***** EXTRACTED MATERIAL

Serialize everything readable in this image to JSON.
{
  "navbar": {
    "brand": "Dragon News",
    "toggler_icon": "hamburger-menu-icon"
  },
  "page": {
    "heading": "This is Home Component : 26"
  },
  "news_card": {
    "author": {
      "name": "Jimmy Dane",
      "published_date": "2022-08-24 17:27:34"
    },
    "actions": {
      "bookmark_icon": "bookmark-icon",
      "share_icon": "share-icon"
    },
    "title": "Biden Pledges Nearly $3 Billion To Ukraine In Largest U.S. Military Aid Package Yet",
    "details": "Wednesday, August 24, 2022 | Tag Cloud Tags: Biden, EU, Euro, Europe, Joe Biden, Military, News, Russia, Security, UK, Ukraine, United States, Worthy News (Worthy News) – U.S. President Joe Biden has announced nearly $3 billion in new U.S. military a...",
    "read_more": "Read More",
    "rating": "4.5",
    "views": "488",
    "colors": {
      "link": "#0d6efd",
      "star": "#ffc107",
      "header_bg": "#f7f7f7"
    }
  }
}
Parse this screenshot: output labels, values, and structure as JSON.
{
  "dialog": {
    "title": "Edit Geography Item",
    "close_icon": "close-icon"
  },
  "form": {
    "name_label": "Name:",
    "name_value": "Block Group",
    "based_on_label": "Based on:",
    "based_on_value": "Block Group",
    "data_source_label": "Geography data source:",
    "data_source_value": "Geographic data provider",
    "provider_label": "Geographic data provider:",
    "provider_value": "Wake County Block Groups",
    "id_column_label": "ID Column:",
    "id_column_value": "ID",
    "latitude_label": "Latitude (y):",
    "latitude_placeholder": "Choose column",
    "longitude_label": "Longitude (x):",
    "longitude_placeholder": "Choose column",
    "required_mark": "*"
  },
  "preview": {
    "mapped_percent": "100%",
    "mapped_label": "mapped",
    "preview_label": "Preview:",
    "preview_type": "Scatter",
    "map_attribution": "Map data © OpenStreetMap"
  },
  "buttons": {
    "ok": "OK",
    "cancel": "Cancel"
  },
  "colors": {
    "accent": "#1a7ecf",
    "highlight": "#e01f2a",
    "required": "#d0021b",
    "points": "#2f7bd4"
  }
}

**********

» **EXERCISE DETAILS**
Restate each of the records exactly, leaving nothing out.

» **COMPLETED TASK**
Serialize everything readable in this image to JSON.
{
  "navbar": {
    "brand": "Dragon News",
    "toggler_icon": "hamburger-menu-icon"
  },
  "page": {
    "heading": "This is Home Component : 26"
  },
  "news_card": {
    "author": {
      "name": "Jimmy Dane",
      "published_date": "2022-08-24 17:27:34"
    },
    "actions": {
      "bookmark_icon": "bookmark-icon",
      "share_icon": "share-icon"
    },
    "title": "Biden Pledges Nearly $3 Billion To Ukraine In Largest U.S. Military Aid Package Yet",
    "details": "Wednesday, August 24, 2022 | Tag Cloud Tags: Biden, EU, Euro, Europe, Joe Biden, Military, News, Russia, Security, UK, Ukraine, United States, Worthy News (Worthy News) – U.S. President Joe Biden has announced nearly $3 billion in new U.S. military a...",
    "read_more": "Read More",
    "rating": "4.5",
    "views": "488",
    "colors": {
      "link": "#0d6efd",
      "star": "#ffc107",
      "header_bg": "#f7f7f7"
    }
  }
}
Parse this screenshot: output labels, values, and structure as JSON.
{
  "dialog": {
    "title": "Edit Geography Item",
    "close_icon": "close-icon"
  },
  "form": {
    "name_label": "Name:",
    "name_value": "Block Group",
    "based_on_label": "Based on:",
    "based_on_value": "Block Group",
    "data_source_label": "Geography data source:",
    "data_source_value": "Geographic data provider",
    "provider_label": "Geographic data provider:",
    "provider_value": "Wake County Block Groups",
    "id_column_label": "ID Column:",
    "id_column_value": "ID",
    "latitude_label": "Latitude (y):",
    "latitude_placeholder": "Choose column",
    "longitude_label": "Longitude (x):",
    "longitude_placeholder": "Choose column",
    "required_mark": "*"
  },
  "preview": {
    "mapped_percent": "100%",
    "mapped_label": "mapped",
    "preview_label": "Preview:",
    "preview_type": "Scatter",
    "map_attribution": "Map data © OpenStreetMap"
  },
  "buttons": {
    "ok": "OK",
    "cancel": "Cancel"
  },
  "colors": {
    "accent": "#1a7ecf",
    "highlight": "#e01f2a",
    "required": "#d0021b",
    "points": "#2f7bd4"
  }
}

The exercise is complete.